The lemon reigns supreme as Sydney’s quintessential backyard fruit tree, but upstart citrus are demanding a seat at our tables and a spot in the garden. Fingerlimes, for instance. Citrus australasica are native rainforest understorey plants that have been commercialised over the past decade or so. They are offered in arrange of colours, from barely there pinks and golds, to lime and ruby. Mark Engall, a third-generation citrus nurseryman, has experimented with different varieties to find those that fruit most consistently. His top picks are ‘Tasty Green’ and ‘Pink Ice’.
The lime-flavoured, caviar-like vesicles of fingerlimes are great with oysters, as is yuzu, a Japanese citrus, which adds unique flavour to lots of Japanease sauces and drinks. Yuzu fruit look like manky old lemons, but you need only pierce the skin with a fingernail to release their different and very distinctive aroma. The fabulous fragrance is put to use in Japan not just in food, but also in the bathtub. At Takefue, a beautiful hot spring resort in the mountains of Kyushu, I was given a bowl of fresh yuzu to lightly crush and float in my tub. The oil infusing the water and steam made for an invigorating soak.

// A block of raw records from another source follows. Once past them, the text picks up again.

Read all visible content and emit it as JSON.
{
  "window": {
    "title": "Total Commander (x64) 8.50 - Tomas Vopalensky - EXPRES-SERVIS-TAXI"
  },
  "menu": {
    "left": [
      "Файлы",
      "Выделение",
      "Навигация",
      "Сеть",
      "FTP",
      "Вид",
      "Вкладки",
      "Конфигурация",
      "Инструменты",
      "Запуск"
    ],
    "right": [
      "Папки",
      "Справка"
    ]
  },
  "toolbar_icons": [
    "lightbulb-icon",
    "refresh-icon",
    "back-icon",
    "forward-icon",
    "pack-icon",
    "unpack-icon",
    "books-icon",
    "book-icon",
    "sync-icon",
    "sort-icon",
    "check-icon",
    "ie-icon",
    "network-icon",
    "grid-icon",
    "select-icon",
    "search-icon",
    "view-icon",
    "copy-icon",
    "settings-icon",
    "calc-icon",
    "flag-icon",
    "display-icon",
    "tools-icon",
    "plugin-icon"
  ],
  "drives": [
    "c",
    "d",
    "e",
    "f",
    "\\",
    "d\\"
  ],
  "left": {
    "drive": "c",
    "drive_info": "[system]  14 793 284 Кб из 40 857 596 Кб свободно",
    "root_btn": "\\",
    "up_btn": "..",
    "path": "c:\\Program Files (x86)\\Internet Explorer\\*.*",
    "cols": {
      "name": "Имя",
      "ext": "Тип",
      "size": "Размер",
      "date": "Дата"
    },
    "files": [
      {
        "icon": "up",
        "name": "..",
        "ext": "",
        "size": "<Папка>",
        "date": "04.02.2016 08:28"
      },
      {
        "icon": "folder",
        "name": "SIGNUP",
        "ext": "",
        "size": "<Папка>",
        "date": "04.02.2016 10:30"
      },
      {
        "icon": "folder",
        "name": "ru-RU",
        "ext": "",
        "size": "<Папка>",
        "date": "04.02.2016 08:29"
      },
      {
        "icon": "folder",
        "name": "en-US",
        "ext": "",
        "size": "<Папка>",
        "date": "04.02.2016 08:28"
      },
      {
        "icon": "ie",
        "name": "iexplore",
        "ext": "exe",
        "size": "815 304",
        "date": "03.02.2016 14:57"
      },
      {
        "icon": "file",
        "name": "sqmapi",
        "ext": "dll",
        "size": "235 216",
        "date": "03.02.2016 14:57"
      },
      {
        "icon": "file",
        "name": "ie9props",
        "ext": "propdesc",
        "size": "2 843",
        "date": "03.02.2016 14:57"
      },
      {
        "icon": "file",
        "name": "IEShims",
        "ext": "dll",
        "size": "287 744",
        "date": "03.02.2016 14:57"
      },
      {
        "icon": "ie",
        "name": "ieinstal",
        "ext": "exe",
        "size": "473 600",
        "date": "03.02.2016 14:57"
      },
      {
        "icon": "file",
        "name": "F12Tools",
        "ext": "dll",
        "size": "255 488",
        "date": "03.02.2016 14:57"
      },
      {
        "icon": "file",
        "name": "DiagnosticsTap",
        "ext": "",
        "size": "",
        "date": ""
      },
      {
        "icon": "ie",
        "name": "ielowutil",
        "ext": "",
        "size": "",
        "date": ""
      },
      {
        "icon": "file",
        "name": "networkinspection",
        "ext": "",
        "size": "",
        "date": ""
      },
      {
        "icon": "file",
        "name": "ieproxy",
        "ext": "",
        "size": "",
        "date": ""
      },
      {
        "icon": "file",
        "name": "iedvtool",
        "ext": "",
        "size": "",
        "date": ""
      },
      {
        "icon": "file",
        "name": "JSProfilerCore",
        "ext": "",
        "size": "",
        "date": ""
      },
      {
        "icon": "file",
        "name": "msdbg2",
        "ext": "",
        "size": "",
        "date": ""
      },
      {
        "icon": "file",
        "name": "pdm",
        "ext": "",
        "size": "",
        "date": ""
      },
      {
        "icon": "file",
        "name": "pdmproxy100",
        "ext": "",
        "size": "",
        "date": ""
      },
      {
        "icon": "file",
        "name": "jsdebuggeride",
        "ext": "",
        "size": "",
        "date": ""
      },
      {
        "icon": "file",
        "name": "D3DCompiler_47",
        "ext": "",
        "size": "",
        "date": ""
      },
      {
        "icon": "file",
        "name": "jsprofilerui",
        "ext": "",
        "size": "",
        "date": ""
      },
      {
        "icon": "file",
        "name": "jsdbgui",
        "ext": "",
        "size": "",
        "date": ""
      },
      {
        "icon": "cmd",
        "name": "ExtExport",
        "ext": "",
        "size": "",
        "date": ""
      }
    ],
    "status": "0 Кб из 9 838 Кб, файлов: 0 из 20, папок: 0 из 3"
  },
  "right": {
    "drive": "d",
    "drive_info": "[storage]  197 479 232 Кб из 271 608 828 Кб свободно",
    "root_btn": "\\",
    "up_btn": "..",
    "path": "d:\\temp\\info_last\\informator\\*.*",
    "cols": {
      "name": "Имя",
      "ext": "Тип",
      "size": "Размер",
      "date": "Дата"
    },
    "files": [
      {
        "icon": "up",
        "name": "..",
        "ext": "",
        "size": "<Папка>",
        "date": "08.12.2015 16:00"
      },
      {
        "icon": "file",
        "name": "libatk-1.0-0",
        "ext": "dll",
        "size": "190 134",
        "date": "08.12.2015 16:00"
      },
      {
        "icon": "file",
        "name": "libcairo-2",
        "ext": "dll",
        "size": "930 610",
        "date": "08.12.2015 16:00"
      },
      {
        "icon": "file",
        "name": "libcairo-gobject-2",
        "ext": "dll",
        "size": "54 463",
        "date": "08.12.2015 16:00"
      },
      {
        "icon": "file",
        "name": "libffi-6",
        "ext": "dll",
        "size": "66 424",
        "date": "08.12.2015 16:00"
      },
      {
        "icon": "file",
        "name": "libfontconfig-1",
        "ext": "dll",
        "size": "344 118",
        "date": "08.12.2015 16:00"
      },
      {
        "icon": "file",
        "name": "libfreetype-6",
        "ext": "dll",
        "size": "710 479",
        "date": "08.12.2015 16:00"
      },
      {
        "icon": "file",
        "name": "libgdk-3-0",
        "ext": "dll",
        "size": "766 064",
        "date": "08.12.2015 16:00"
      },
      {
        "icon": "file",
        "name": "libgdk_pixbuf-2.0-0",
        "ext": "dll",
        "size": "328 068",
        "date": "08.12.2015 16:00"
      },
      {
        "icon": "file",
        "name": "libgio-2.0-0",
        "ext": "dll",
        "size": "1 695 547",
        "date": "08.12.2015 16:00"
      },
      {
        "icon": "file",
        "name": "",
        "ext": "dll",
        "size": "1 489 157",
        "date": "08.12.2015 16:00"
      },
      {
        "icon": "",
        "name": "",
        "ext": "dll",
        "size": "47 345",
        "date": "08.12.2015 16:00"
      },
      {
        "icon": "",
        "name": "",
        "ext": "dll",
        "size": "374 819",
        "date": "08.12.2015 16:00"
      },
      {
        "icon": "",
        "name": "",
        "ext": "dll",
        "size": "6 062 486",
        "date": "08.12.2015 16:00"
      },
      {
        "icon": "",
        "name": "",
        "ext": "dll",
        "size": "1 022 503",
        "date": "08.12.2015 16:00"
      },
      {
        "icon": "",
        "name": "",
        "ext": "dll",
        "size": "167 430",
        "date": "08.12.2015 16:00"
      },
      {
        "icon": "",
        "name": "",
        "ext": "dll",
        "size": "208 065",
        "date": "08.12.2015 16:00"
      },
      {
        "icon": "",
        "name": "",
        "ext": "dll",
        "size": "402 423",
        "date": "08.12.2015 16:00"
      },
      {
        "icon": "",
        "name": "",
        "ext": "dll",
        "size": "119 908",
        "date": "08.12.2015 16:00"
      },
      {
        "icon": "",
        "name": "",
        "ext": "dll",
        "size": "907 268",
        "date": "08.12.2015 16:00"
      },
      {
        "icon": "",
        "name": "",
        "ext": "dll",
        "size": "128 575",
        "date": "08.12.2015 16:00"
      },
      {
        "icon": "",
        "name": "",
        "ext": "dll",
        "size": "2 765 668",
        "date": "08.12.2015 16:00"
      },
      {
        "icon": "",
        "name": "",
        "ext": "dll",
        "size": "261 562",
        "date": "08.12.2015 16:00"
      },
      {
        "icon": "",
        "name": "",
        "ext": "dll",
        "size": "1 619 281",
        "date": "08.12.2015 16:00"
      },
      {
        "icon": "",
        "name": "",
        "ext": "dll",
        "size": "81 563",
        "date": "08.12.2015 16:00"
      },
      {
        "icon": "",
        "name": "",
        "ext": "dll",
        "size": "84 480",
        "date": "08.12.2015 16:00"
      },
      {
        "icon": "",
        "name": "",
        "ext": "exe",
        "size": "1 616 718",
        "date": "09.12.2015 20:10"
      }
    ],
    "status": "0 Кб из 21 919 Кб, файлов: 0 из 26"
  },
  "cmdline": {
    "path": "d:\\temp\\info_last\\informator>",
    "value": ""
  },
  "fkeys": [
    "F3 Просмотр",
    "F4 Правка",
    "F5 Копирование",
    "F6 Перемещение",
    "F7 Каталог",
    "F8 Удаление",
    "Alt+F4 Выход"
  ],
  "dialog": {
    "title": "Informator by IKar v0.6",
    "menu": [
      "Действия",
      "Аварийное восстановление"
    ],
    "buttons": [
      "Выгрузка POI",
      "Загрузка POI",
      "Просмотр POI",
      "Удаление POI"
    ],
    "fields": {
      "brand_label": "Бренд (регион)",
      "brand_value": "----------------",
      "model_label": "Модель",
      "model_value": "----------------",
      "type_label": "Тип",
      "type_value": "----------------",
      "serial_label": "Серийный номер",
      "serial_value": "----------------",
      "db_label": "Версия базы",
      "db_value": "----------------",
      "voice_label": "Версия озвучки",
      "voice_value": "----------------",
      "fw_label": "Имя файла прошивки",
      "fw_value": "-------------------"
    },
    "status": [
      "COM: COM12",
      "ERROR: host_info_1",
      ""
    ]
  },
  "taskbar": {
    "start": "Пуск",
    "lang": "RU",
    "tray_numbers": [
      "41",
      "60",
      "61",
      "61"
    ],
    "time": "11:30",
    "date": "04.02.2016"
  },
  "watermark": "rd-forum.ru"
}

There are few commercial yuzu growers in Australia so fresh fruit is hard to find, making growing it all the more appealing. Calamansi is just as rare. This is the lime that makes the delicious cold drink sold at roadside stalls through Indonesia and the Philippines. Calamansi is here called a calamondin. Don’t be fooled by the fact that the fruit is orange in Sydney rather than the green of the tropics. Engall suspects the colour is an effect of the climate, perhaps related in some way to the phenomenon that turns ripe valenecia oranges green in high summer. Like others in the cumquat family, calamondin are perfectly suited to container culture.
For sheer oddity value, it’s hard to go past Buddah’s hand, Citrus medica ‘Fingered citron’. The golden-fingered fruit is all rind and pith, no flesh, but its fresh fragrance has scented rooms since the days of ancient Athens. It looks spectacular as part of a still life, and is delicious candied. In fact this and Citrus medica ‘Etrog’, also available at Engall’s Nursery in Dural, are the fruits that make the French candied peel called citron.
So by all means grow a lemon, and perhaps an orange, but consider expanding the orchard to include some of the rarer citrus family. The requirements are all the same – a sunny spot and a big pot or a well-prepared hole in the garden, dug to at least twice the size of the rootball, and improved with lots of organic matter. Mark Engall’s single tip for citrus success is soil preparation. The better the soil, he says, the better the growth and the more resistant to pests is the citrus, whichever one you’re growing.